No Venue Change for Trial of Homecoming Deaths

TULSA, Okla. (CN) — An Oklahoma state judge Wednesday denied a request to move the trial of the woman accused of killing four people with her car at Oklahoma State University’s homecoming parade last year, paving the way for trial.

Associate District Judge Stephen Kistler denied a defense motion to move the trial of 26-year-old Adacia Avery Chambers out of Payne County.

She has pleaded not guilty to four counts of second-degree murder and 42 counts of assault and battery by means of force likely to produce death.

Her attorney Tony Coleman, of Oklahoma City, filed the motion two months ago. He told a judge Wednesday that police created a “media frenzy” by holding press conferences after Chambers’ arrest and saying she was intoxicated at the time of the crash.

Coleman argued in his motion that “widespread pretrial medial publicity” and “community support and identifications with the victims” would make it impossible for Chambers to get a fair trial in Payne County.

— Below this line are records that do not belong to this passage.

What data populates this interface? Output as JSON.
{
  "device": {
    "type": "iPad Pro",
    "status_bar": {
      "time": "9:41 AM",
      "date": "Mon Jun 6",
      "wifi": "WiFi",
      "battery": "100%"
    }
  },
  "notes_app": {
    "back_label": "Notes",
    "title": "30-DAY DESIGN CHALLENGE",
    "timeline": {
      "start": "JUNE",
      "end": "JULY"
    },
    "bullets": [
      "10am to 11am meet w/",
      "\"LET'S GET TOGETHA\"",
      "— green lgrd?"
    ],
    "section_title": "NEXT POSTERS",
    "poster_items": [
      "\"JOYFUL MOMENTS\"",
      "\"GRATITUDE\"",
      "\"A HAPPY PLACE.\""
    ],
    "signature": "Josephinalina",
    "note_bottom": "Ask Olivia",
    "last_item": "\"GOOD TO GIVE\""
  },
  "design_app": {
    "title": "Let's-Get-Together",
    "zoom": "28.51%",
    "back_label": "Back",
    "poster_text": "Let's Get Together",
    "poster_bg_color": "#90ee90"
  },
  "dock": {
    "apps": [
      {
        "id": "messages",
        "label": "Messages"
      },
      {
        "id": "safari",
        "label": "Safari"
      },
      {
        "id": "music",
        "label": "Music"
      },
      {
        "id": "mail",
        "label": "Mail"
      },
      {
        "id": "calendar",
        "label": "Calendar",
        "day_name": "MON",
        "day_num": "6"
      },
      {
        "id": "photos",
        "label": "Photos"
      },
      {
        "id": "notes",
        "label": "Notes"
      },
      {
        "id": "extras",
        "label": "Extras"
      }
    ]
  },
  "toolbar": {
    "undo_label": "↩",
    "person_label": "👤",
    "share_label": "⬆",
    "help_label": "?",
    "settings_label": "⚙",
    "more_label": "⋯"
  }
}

In rejecting the motion, Kistler said that Payne County is “much more than OSU, much more than Stillwater.”

He rejected the motion despite several community members’ testifying in favor of a venue change.

Stillwater resident and former state Sen. Ed Long told the court he did not know “anybody who doesn’t believe” Chambers is guilty,” the Tulsa World newspaper reported.

Kistler also heard testimony on whether Chambers’ statements immediately after the crash should be admissible.

Chambers allegedly “admitted to having a history of suicidal attempts” when she was booked, and said “she was suicidal at the time of the incident but not at the time of booking,” according to an affidavit.

Kistler ruled that the statements are admissible, that Chambers voluntarily made the statements to officers, that they were not part of a custodial interrogation.

Chambers’ trial is scheduled to begin on Jan. 10. She is in county jail pending trial.